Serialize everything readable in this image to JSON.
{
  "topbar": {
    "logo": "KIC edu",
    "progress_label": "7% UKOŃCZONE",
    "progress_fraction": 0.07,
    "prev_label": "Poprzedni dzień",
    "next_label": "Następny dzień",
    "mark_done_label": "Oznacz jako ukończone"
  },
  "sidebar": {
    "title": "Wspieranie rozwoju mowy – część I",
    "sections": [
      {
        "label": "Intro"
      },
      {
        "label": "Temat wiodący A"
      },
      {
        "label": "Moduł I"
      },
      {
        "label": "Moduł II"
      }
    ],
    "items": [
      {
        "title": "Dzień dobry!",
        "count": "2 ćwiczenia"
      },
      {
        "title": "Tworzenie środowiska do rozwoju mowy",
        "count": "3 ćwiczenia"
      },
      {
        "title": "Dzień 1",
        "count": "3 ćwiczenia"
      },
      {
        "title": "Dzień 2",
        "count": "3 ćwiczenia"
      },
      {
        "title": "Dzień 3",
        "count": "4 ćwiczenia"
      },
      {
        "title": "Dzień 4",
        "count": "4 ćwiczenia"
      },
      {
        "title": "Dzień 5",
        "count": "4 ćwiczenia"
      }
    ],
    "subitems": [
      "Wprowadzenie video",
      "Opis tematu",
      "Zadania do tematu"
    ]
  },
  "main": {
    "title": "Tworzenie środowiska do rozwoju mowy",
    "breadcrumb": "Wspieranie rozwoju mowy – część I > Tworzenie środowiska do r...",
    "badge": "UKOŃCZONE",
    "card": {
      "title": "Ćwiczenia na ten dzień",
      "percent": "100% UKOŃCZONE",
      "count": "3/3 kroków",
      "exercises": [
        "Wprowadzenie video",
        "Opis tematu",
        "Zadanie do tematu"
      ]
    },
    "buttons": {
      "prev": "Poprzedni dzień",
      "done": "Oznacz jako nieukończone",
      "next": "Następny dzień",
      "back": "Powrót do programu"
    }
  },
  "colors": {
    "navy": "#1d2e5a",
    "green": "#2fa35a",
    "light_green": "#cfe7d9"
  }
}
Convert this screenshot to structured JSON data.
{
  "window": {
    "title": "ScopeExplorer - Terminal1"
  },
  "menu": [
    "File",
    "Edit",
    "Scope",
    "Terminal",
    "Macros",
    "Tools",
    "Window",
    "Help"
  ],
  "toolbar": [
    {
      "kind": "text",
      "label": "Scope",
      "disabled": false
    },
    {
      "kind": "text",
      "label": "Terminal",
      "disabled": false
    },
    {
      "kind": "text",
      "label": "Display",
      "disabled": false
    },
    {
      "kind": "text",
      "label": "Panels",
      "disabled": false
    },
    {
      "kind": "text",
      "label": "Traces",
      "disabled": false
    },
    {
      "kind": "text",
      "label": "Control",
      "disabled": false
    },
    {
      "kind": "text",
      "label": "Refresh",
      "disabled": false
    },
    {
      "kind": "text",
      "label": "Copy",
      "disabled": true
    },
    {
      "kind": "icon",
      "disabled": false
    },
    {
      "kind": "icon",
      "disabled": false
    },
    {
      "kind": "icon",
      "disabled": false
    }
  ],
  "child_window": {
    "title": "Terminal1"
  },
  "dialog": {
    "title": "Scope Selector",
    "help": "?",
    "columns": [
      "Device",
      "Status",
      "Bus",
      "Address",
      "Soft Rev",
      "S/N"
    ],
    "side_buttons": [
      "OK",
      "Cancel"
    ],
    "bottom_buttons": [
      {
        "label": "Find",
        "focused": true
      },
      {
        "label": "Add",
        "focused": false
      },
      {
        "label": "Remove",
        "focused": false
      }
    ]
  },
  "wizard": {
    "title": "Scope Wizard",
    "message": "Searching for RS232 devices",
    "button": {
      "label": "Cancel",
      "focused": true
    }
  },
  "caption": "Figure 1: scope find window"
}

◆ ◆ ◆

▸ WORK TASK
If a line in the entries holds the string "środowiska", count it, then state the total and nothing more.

▸ ANSWER BOX
3